• What is being asked: Copy each line of the records that holds the string "FÚTBOL".

[Excerpts from an interface dataset]
=== Section Start ===

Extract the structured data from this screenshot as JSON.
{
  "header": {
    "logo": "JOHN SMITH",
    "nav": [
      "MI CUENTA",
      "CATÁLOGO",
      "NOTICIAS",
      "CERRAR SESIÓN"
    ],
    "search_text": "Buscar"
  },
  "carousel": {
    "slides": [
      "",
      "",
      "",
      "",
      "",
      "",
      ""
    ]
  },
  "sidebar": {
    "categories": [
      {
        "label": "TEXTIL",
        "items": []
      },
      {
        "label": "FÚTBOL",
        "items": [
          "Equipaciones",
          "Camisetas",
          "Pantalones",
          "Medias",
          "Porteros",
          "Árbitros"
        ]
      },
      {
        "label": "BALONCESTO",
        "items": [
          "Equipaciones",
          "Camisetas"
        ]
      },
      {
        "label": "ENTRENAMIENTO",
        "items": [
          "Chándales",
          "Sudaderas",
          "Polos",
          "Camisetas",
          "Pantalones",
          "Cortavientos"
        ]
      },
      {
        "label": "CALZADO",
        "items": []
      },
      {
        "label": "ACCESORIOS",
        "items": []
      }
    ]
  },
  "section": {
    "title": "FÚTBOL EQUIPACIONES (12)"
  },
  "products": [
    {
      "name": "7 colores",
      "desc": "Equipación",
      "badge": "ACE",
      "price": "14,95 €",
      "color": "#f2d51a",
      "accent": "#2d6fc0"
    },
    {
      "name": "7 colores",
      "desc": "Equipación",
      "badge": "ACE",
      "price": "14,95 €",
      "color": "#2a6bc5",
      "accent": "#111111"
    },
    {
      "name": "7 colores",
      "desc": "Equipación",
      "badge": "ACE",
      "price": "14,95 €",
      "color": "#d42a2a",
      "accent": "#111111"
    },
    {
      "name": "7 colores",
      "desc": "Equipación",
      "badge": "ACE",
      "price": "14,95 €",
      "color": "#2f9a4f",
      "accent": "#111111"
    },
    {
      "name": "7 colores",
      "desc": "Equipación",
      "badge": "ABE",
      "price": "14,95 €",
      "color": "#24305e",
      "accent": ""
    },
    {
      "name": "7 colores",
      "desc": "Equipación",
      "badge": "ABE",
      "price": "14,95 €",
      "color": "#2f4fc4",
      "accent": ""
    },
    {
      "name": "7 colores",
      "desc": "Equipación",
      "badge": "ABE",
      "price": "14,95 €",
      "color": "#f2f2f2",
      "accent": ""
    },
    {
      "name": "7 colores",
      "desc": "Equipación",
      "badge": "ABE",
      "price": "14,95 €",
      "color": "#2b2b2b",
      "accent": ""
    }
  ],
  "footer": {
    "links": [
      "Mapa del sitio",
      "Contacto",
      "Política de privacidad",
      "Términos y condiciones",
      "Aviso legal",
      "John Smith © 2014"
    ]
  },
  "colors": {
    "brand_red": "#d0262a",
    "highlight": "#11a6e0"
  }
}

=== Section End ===

• Response below:
        "label": "FÚTBOL",
    "title": "FÚTBOL EQUIPACIONES (12)"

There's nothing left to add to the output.